**Material for this task:**
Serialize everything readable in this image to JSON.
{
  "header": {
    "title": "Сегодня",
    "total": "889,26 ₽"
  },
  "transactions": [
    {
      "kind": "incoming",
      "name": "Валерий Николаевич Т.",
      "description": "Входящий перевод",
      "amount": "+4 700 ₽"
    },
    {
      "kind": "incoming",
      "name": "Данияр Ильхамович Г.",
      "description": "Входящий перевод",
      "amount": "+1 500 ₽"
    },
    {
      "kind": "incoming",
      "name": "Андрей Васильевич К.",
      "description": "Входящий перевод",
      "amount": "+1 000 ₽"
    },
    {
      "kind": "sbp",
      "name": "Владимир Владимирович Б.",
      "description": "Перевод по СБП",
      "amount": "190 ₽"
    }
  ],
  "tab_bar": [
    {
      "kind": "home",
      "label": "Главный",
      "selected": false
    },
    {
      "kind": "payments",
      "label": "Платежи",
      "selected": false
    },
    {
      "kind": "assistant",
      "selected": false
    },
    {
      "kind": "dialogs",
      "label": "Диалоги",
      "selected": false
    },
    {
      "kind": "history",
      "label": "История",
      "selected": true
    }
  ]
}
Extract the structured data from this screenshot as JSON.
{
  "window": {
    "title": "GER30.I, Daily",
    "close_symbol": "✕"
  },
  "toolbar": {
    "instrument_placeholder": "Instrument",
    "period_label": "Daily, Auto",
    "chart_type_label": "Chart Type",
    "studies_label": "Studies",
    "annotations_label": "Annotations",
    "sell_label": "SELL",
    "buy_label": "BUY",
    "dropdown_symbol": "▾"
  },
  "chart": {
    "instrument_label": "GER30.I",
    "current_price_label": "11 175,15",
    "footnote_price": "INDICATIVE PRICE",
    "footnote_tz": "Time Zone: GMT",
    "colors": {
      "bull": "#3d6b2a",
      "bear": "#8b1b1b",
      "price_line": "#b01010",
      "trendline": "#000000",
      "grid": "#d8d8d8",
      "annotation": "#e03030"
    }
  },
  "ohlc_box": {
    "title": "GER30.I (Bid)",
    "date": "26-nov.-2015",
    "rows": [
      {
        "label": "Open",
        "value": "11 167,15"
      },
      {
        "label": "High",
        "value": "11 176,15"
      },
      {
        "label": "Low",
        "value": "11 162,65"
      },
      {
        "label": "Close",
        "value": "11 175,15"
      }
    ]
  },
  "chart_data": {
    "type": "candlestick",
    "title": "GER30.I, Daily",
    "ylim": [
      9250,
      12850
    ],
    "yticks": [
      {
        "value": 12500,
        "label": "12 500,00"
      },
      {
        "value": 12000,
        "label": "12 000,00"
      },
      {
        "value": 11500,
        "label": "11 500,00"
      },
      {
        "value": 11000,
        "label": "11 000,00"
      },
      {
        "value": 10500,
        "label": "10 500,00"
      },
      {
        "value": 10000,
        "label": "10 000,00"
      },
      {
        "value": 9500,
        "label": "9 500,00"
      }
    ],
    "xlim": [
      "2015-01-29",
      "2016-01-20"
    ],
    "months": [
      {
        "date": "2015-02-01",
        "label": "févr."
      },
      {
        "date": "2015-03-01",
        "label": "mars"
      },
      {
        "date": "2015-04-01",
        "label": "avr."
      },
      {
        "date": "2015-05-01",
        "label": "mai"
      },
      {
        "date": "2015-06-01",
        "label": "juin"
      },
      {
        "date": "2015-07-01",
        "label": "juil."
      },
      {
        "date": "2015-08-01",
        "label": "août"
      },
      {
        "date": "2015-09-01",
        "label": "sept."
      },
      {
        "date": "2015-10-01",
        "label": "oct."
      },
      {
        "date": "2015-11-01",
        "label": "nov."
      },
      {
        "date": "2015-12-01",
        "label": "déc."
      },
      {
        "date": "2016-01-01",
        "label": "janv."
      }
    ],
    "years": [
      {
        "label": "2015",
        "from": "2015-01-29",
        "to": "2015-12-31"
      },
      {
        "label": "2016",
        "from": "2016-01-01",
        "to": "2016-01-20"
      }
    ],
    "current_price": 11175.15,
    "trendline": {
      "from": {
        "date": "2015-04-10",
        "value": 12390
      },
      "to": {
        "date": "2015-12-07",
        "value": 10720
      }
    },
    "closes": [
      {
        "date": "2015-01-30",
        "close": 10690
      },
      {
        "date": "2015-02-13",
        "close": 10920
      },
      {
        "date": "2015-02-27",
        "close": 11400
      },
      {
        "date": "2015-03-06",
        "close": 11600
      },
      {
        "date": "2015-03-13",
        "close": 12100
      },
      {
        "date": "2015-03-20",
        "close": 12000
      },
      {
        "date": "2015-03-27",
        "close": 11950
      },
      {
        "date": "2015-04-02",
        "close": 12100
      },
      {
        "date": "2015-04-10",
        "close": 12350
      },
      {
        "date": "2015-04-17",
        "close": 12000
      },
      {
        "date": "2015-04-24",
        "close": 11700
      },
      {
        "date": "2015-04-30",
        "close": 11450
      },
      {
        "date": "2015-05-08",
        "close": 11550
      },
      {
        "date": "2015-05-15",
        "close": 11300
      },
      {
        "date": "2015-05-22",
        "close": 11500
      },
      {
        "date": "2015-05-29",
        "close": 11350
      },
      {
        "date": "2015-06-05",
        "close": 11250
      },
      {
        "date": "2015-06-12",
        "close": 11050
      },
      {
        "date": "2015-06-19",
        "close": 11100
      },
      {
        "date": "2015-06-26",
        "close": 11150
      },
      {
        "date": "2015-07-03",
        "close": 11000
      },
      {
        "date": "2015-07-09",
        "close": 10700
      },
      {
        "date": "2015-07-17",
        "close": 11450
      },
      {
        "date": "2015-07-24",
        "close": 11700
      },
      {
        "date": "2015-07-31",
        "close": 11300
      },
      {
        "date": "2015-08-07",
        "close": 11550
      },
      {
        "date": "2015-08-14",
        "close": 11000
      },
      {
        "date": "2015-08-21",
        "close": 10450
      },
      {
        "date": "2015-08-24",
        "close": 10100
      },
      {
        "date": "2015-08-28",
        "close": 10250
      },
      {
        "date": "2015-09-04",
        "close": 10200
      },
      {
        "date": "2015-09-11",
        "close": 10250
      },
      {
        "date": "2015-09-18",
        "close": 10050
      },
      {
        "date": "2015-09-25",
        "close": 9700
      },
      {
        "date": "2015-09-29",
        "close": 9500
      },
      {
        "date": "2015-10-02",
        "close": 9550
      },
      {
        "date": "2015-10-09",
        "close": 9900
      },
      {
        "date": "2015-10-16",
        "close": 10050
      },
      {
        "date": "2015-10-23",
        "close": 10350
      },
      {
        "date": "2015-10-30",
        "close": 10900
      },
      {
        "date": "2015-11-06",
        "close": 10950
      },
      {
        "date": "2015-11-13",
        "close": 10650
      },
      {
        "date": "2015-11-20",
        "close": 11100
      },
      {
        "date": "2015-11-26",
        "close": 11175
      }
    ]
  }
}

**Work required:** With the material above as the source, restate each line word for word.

**Your response:**
Serialize everything readable in this image to JSON.
{
  "header": {
    "title": "Сегодня",
    "total": "889,26 ₽"
  },
  "transactions": [
    {
      "kind": "incoming",
      "name": "Валерий Николаевич Т.",
      "description": "Входящий перевод",
      "amount": "+4 700 ₽"
    },
    {
      "kind": "incoming",
      "name": "Данияр Ильхамович Г.",
      "description": "Входящий перевод",
      "amount": "+1 500 ₽"
    },
    {
      "kind": "incoming",
      "name": "Андрей Васильевич К.",
      "description": "Входящий перевод",
      "amount": "+1 000 ₽"
    },
    {
      "kind": "sbp",
      "name": "Владимир Владимирович Б.",
      "description": "Перевод по СБП",
      "amount": "190 ₽"
    }
  ],
  "tab_bar": [
    {
      "kind": "home",
      "label": "Главный",
      "selected": false
    },
    {
      "kind": "payments",
      "label": "Платежи",
      "selected": false
    },
    {
      "kind": "assistant",
      "selected": false
    },
    {
      "kind": "dialogs",
      "label": "Диалоги",
      "selected": false
    },
    {
      "kind": "history",
      "label": "История",
      "selected": true
    }
  ]
}
Extract the structured data from this screenshot as JSON.
{
  "window": {
    "title": "GER30.I, Daily",
    "close_symbol": "✕"
  },
  "toolbar": {
    "instrument_placeholder": "Instrument",
    "period_label": "Daily, Auto",
    "chart_type_label": "Chart Type",
    "studies_label": "Studies",
    "annotations_label": "Annotations",
    "sell_label": "SELL",
    "buy_label": "BUY",
    "dropdown_symbol": "▾"
  },
  "chart": {
    "instrument_label": "GER30.I",
    "current_price_label": "11 175,15",
    "footnote_price": "INDICATIVE PRICE",
    "footnote_tz": "Time Zone: GMT",
    "colors": {
      "bull": "#3d6b2a",
      "bear": "#8b1b1b",
      "price_line": "#b01010",
      "trendline": "#000000",
      "grid": "#d8d8d8",
      "annotation": "#e03030"
    }
  },
  "ohlc_box": {
    "title": "GER30.I (Bid)",
    "date": "26-nov.-2015",
    "rows": [
      {
        "label": "Open",
        "value": "11 167,15"
      },
      {
        "label": "High",
        "value": "11 176,15"
      },
      {
        "label": "Low",
        "value": "11 162,65"
      },
      {
        "label": "Close",
        "value": "11 175,15"
      }
    ]
  },
  "chart_data": {
    "type": "candlestick",
    "title": "GER30.I, Daily",
    "ylim": [
      9250,
      12850
    ],
    "yticks": [
      {
        "value": 12500,
        "label": "12 500,00"
      },
      {
        "value": 12000,
        "label": "12 000,00"
      },
      {
        "value": 11500,
        "label": "11 500,00"
      },
      {
        "value": 11000,
        "label": "11 000,00"
      },
      {
        "value": 10500,
        "label": "10 500,00"
      },
      {
        "value": 10000,
        "label": "10 000,00"
      },
      {
        "value": 9500,
        "label": "9 500,00"
      }
    ],
    "xlim": [
      "2015-01-29",
      "2016-01-20"
    ],
    "months": [
      {
        "date": "2015-02-01",
        "label": "févr."
      },
      {
        "date": "2015-03-01",
        "label": "mars"
      },
      {
        "date": "2015-04-01",
        "label": "avr."
      },
      {
        "date": "2015-05-01",
        "label": "mai"
      },
      {
        "date": "2015-06-01",
        "label": "juin"
      },
      {
        "date": "2015-07-01",
        "label": "juil."
      },
      {
        "date": "2015-08-01",
        "label": "août"
      },
      {
        "date": "2015-09-01",
        "label": "sept."
      },
      {
        "date": "2015-10-01",
        "label": "oct."
      },
      {
        "date": "2015-11-01",
        "label": "nov."
      },
      {
        "date": "2015-12-01",
        "label": "déc."
      },
      {
        "date": "2016-01-01",
        "label": "janv."
      }
    ],
    "years": [
      {
        "label": "2015",
        "from": "2015-01-29",
        "to": "2015-12-31"
      },
      {
        "label": "2016",
        "from": "2016-01-01",
        "to": "2016-01-20"
      }
    ],
    "current_price": 11175.15,
    "trendline": {
      "from": {
        "date": "2015-04-10",
        "value": 12390
      },
      "to": {
        "date": "2015-12-07",
        "value": 10720
      }
    },
    "closes": [
      {
        "date": "2015-01-30",
        "close": 10690
      },
      {
        "date": "2015-02-13",
        "close": 10920
      },
      {
        "date": "2015-02-27",
        "close": 11400
      },
      {
        "date": "2015-03-06",
        "close": 11600
      },
      {
        "date": "2015-03-13",
        "close": 12100
      },
      {
        "date": "2015-03-20",
        "close": 12000
      },
      {
        "date": "2015-03-27",
        "close": 11950
      },
      {
        "date": "2015-04-02",
        "close": 12100
      },
      {
        "date": "2015-04-10",
        "close": 12350
      },
      {
        "date": "2015-04-17",
        "close": 12000
      },
      {
        "date": "2015-04-24",
        "close": 11700
      },
      {
        "date": "2015-04-30",
        "close": 11450
      },
      {
        "date": "2015-05-08",
        "close": 11550
      },
      {
        "date": "2015-05-15",
        "close": 11300
      },
      {
        "date": "2015-05-22",
        "close": 11500
      },
      {
        "date": "2015-05-29",
        "close": 11350
      },
      {
        "date": "2015-06-05",
        "close": 11250
      },
      {
        "date": "2015-06-12",
        "close": 11050
      },
      {
        "date": "2015-06-19",
        "close": 11100
      },
      {
        "date": "2015-06-26",
        "close": 11150
      },
      {
        "date": "2015-07-03",
        "close": 11000
      },
      {
        "date": "2015-07-09",
        "close": 10700
      },
      {
        "date": "2015-07-17",
        "close": 11450
      },
      {
        "date": "2015-07-24",
        "close": 11700
      },
      {
        "date": "2015-07-31",
        "close": 11300
      },
      {
        "date": "2015-08-07",
        "close": 11550
      },
      {
        "date": "2015-08-14",
        "close": 11000
      },
      {
        "date": "2015-08-21",
        "close": 10450
      },
      {
        "date": "2015-08-24",
        "close": 10100
      },
      {
        "date": "2015-08-28",
        "close": 10250
      },
      {
        "date": "2015-09-04",
        "close": 10200
      },
      {
        "date": "2015-09-11",
        "close": 10250
      },
      {
        "date": "2015-09-18",
        "close": 10050
      },
      {
        "date": "2015-09-25",
        "close": 9700
      },
      {
        "date": "2015-09-29",
        "close": 9500
      },
      {
        "date": "2015-10-02",
        "close": 9550
      },
      {
        "date": "2015-10-09",
        "close": 9900
      },
      {
        "date": "2015-10-16",
        "close": 10050
      },
      {
        "date": "2015-10-23",
        "close": 10350
      },
      {
        "date": "2015-10-30",
        "close": 10900
      },
      {
        "date": "2015-11-06",
        "close": 10950
      },
      {
        "date": "2015-11-13",
        "close": 10650
      },
      {
        "date": "2015-11-20",
        "close": 11100
      },
      {
        "date": "2015-11-26",
        "close": 11175
      }
    ]
  }
}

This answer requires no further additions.